- [LISTED RECORDS]:

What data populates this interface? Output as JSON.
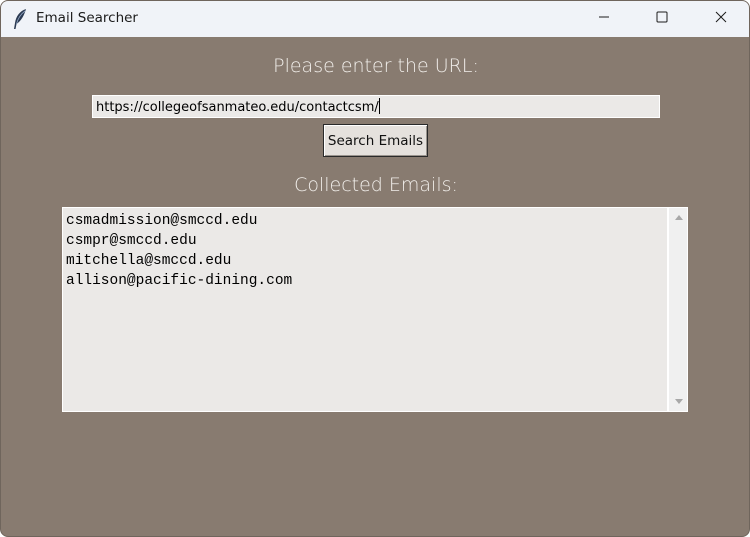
{
  "window": {
    "title": "Email Searcher"
  },
  "form": {
    "prompt_label": "Please enter the URL:",
    "url_value": "https://collegeofsanmateo.edu/contactcsm/",
    "search_button_label": "Search Emails"
  },
  "results": {
    "label": "Collected Emails:",
    "emails": [
      "csmadmission@smccd.edu",
      "csmpr@smccd.edu",
      "mitchella@smccd.edu",
      "allison@pacific-dining.com"
    ]
  },
  "icons": {
    "app": "feather-icon",
    "minimize": "minimize-icon",
    "maximize": "maximize-icon",
    "close": "close-icon",
    "scroll_up": "chevron-up-icon",
    "scroll_down": "chevron-down-icon"
  },
  "colors": {
    "background": "#887b70",
    "titlebar": "#f0f3f8",
    "field": "#ebe9e7",
    "label_text": "#f1eeea"
  }
}
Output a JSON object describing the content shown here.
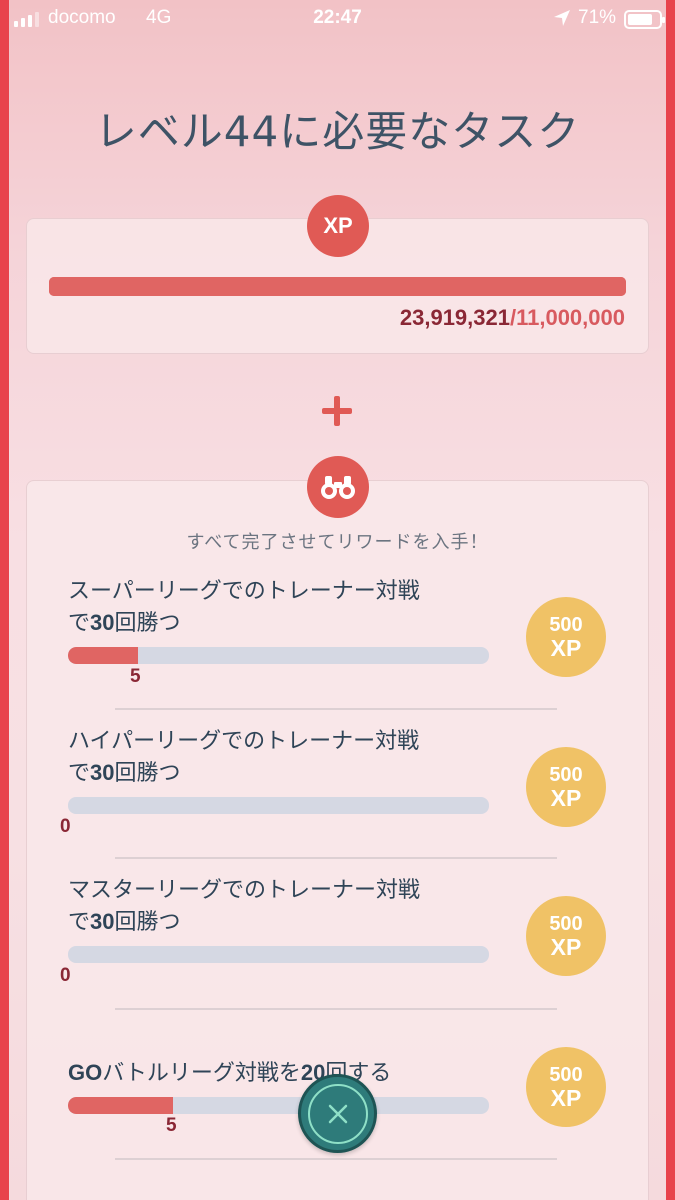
{
  "status_bar": {
    "carrier": "docomo",
    "network": "4G",
    "time": "22:47",
    "battery_percent": "71%"
  },
  "page": {
    "title": "レベル44に必要なタスク"
  },
  "xp_requirement": {
    "badge": "XP",
    "current": "23,919,321",
    "required": "/11,000,000",
    "progress_fraction": 1.0
  },
  "tasks_section": {
    "subtitle": "すべて完了させてリワードを入手！",
    "tasks": [
      {
        "title_line1": "スーパーリーグでのトレーナー対戦",
        "title_pre": "で",
        "title_bold": "30",
        "title_post": "回勝つ",
        "progress": "5",
        "progress_fraction": 0.167,
        "reward_amount": "500",
        "reward_unit": "XP"
      },
      {
        "title_line1": "ハイパーリーグでのトレーナー対戦",
        "title_pre": "で",
        "title_bold": "30",
        "title_post": "回勝つ",
        "progress": "0",
        "progress_fraction": 0,
        "reward_amount": "500",
        "reward_unit": "XP"
      },
      {
        "title_line1": "マスターリーグでのトレーナー対戦",
        "title_pre": "で",
        "title_bold": "30",
        "title_post": "回勝つ",
        "progress": "0",
        "progress_fraction": 0,
        "reward_amount": "500",
        "reward_unit": "XP"
      },
      {
        "title_bold_pre": "GO",
        "title_rest": "バトルリーグ対戦を",
        "title_bold": "20",
        "title_post": "回する",
        "progress": "5",
        "progress_fraction": 0.25,
        "reward_amount": "500",
        "reward_unit": "XP"
      }
    ]
  },
  "icons": {
    "xp_badge_color": "#e05a55",
    "reward_color": "#f0c266",
    "close_button_color": "#2e7b7a",
    "frame_color": "#e8434c"
  }
}
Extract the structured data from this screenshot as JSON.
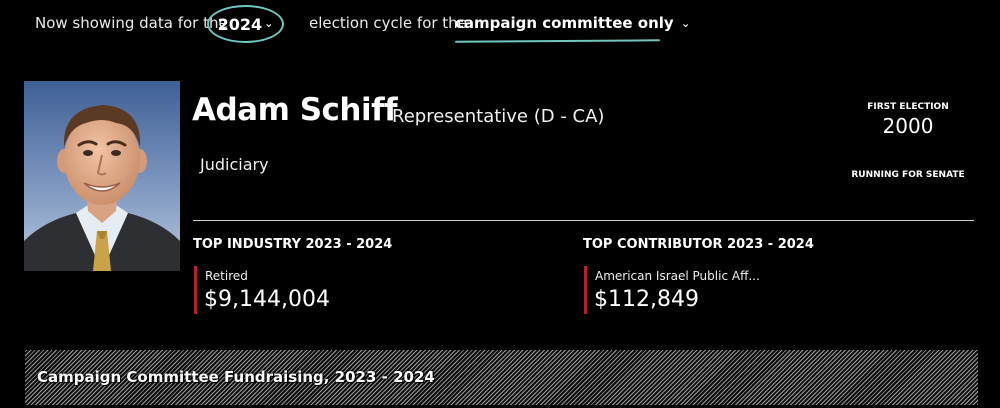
{
  "selector": {
    "prefix": "Now showing data for the",
    "year": "2024",
    "middle": "election cycle for the",
    "committee_filter": "campaign committee only",
    "accent_color": "#6fc7c0"
  },
  "profile": {
    "name": "Adam Schiff",
    "role": "Representative (D - CA)",
    "committee": "Judiciary",
    "first_election_label": "FIRST ELECTION",
    "first_election_year": "2000",
    "status": "RUNNING FOR SENATE",
    "photo_alt": "portrait-photo"
  },
  "stats": {
    "industry": {
      "title": "TOP INDUSTRY 2023 - 2024",
      "label": "Retired",
      "value": "$9,144,004"
    },
    "contributor": {
      "title": "TOP CONTRIBUTOR 2023 - 2024",
      "label": "American Israel Public Aff...",
      "value": "$112,849"
    },
    "accent_color": "#b3202e"
  },
  "banner": {
    "title": "Campaign Committee Fundraising, 2023 - 2024"
  },
  "icons": {
    "year_dropdown": "chevron-down-icon",
    "committee_dropdown": "chevron-down-icon"
  }
}
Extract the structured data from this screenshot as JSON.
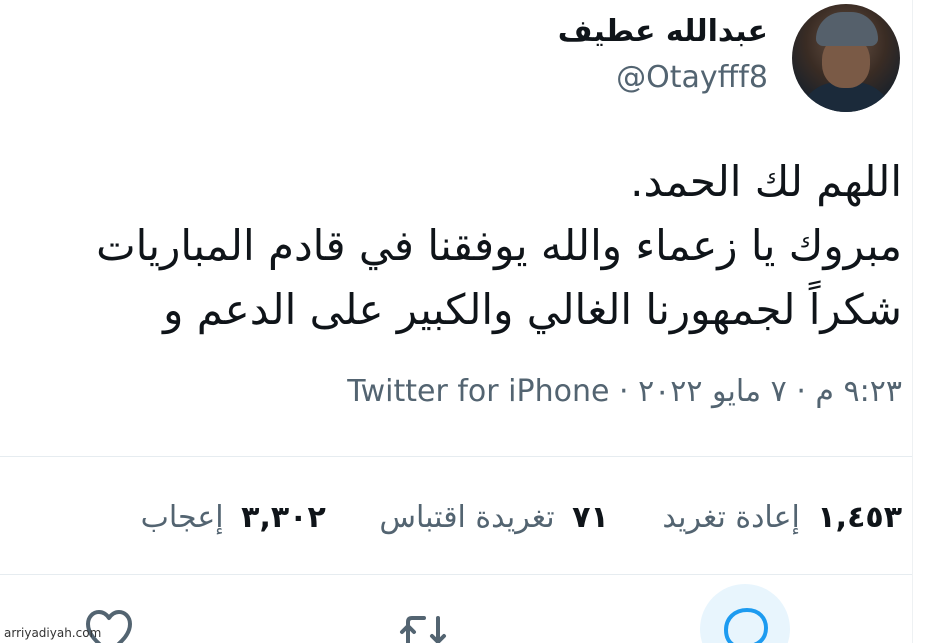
{
  "author": {
    "display_name": "عبدالله عطيف",
    "handle": "@Otayfff8"
  },
  "tweet": {
    "lines": [
      "اللهم لك الحمد.",
      "مبروك يا زعماء والله يوفقنا في قادم المباريات",
      "شكراً لجمهورنا الغالي والكبير على الدعم و"
    ]
  },
  "meta": {
    "time": "٩:٢٣ م",
    "separator": "·",
    "date": "٧ مايو ٢٠٢٢",
    "source": "Twitter for iPhone"
  },
  "stats": {
    "retweets": {
      "count": "١,٤٥٣",
      "label": "إعادة تغريد"
    },
    "quotes": {
      "count": "٧١",
      "label": "تغريدة اقتباس"
    },
    "likes": {
      "count": "٣,٣٠٢",
      "label": "إعجاب"
    }
  },
  "actions": {
    "reply_icon": "reply-icon",
    "retweet_icon": "retweet-icon",
    "like_icon": "heart-icon",
    "accent": "#1d9bf0"
  },
  "watermark": "arriyadiyah.com"
}
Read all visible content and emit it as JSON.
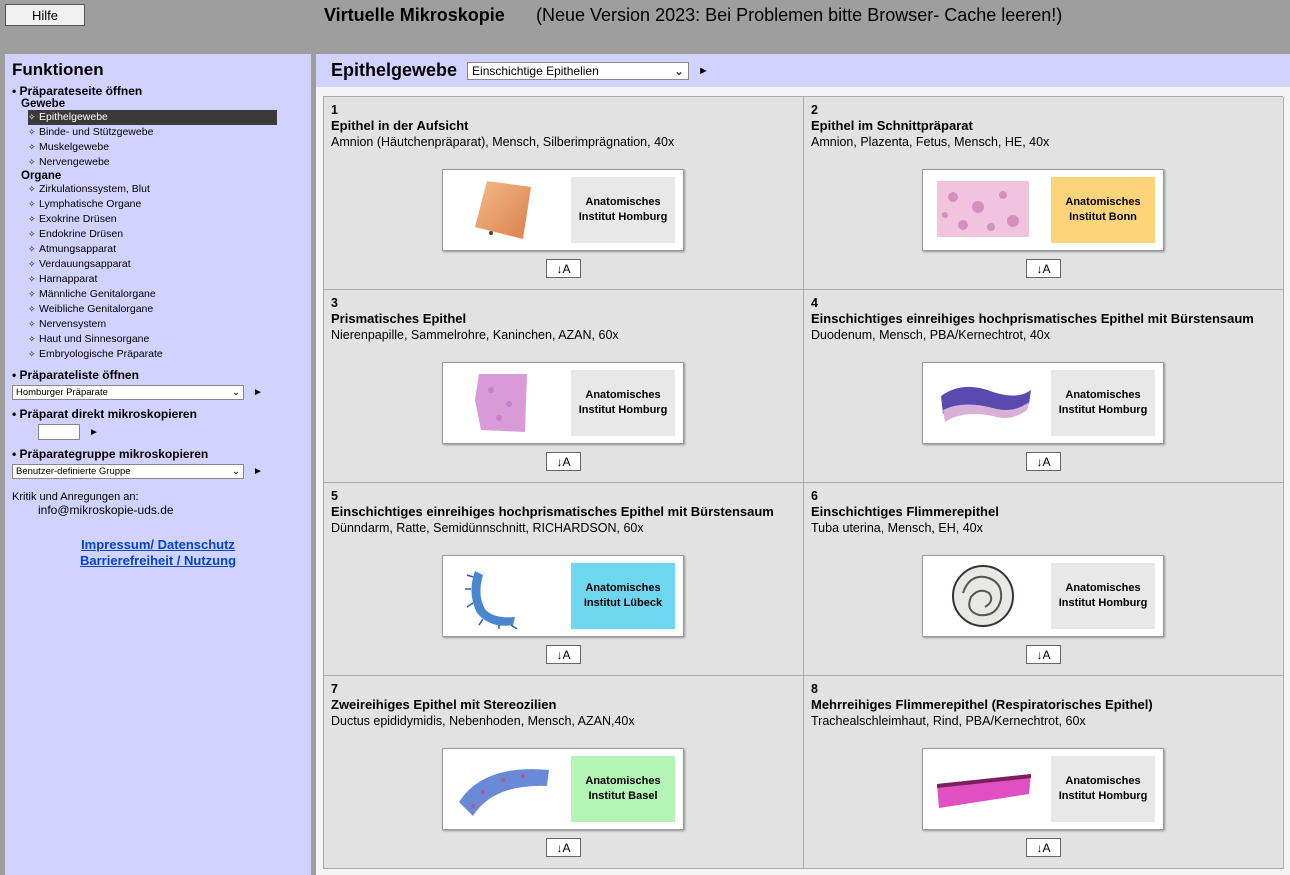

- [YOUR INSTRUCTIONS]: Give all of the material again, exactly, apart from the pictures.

- [RESULT OF THE EXERCISE]:
What data populates this interface? Output as JSON.
{
  "window": {
    "title": "Email Searcher"
  },
  "form": {
    "prompt_label": "Please enter the URL:",
    "url_value": "https://collegeofsanmateo.edu/contactcsm/",
    "search_button_label": "Search Emails"
  },
  "results": {
    "label": "Collected Emails:",
    "emails": [
      "csmadmission@smccd.edu",
      "csmpr@smccd.edu",
      "mitchella@smccd.edu",
      "allison@pacific-dining.com"
    ]
  },
  "icons": {
    "app": "feather-icon",
    "minimize": "minimize-icon",
    "maximize": "maximize-icon",
    "close": "close-icon",
    "scroll_up": "chevron-up-icon",
    "scroll_down": "chevron-down-icon"
  },
  "colors": {
    "background": "#887b70",
    "titlebar": "#f0f3f8",
    "field": "#ebe9e7",
    "label_text": "#f1eeea"
  }
}
Output a JSON object describing the content shown here.
{
  "status_bar": {
    "carrier": "docomo",
    "network": "4G",
    "time": "22:47",
    "battery_percent": "71%"
  },
  "page": {
    "title": "レベル44に必要なタスク"
  },
  "xp_requirement": {
    "badge": "XP",
    "current": "23,919,321",
    "required": "/11,000,000",
    "progress_fraction": 1.0
  },
  "tasks_section": {
    "subtitle": "すべて完了させてリワードを入手！",
    "tasks": [
      {
        "title_line1": "スーパーリーグでのトレーナー対戦",
        "title_pre": "で",
        "title_bold": "30",
        "title_post": "回勝つ",
        "progress": "5",
        "progress_fraction": 0.167,
        "reward_amount": "500",
        "reward_unit": "XP"
      },
      {
        "title_line1": "ハイパーリーグでのトレーナー対戦",
        "title_pre": "で",
        "title_bold": "30",
        "title_post": "回勝つ",
        "progress": "0",
        "progress_fraction": 0,
        "reward_amount": "500",
        "reward_unit": "XP"
      },
      {
        "title_line1": "マスターリーグでのトレーナー対戦",
        "title_pre": "で",
        "title_bold": "30",
        "title_post": "回勝つ",
        "progress": "0",
        "progress_fraction": 0,
        "reward_amount": "500",
        "reward_unit": "XP"
      },
      {
        "title_bold_pre": "GO",
        "title_rest": "バトルリーグ対戦を",
        "title_bold": "20",
        "title_post": "回する",
        "progress": "5",
        "progress_fraction": 0.25,
        "reward_amount": "500",
        "reward_unit": "XP"
      }
    ]
  },
  "icons": {
    "xp_badge_color": "#e05a55",
    "reward_color": "#f0c266",
    "close_button_color": "#2e7b7a",
    "frame_color": "#e8434c"
  }
}
Extract the structured data from this screenshot as JSON.
{
  "selector": {
    "prefix": "Now showing data for the",
    "year": "2024",
    "middle": "election cycle for the",
    "committee_filter": "campaign committee only",
    "accent_color": "#6fc7c0"
  },
  "profile": {
    "name": "Adam Schiff",
    "role": "Representative (D - CA)",
    "committee": "Judiciary",
    "first_election_label": "FIRST ELECTION",
    "first_election_year": "2000",
    "status": "RUNNING FOR SENATE",
    "photo_alt": "portrait-photo"
  },
  "stats": {
    "industry": {
      "title": "TOP INDUSTRY 2023 - 2024",
      "label": "Retired",
      "value": "$9,144,004"
    },
    "contributor": {
      "title": "TOP CONTRIBUTOR 2023 - 2024",
      "label": "American Israel Public Aff...",
      "value": "$112,849"
    },
    "accent_color": "#b3202e"
  },
  "banner": {
    "title": "Campaign Committee Fundraising, 2023 - 2024"
  },
  "icons": {
    "year_dropdown": "chevron-down-icon",
    "committee_dropdown": "chevron-down-icon"
  }
}
Extract the structured data from this screenshot as JSON.
{
  "author": {
    "display_name": "عبدالله عطيف",
    "handle": "@Otayfff8"
  },
  "tweet": {
    "lines": [
      "اللهم لك الحمد.",
      "مبروك يا زعماء والله يوفقنا في قادم المباريات",
      "شكراً لجمهورنا الغالي والكبير على الدعم و"
    ]
  },
  "meta": {
    "time": "٩:٢٣ م",
    "separator": "·",
    "date": "٧ مايو ٢٠٢٢",
    "source": "Twitter for iPhone"
  },
  "stats": {
    "retweets": {
      "count": "١,٤٥٣",
      "label": "إعادة تغريد"
    },
    "quotes": {
      "count": "٧١",
      "label": "تغريدة اقتباس"
    },
    "likes": {
      "count": "٣,٣٠٢",
      "label": "إعجاب"
    }
  },
  "actions": {
    "reply_icon": "reply-icon",
    "retweet_icon": "retweet-icon",
    "like_icon": "heart-icon",
    "accent": "#1d9bf0"
  },
  "watermark": "arriyadiyah.com"
}
Read all visible content and emit it as JSON.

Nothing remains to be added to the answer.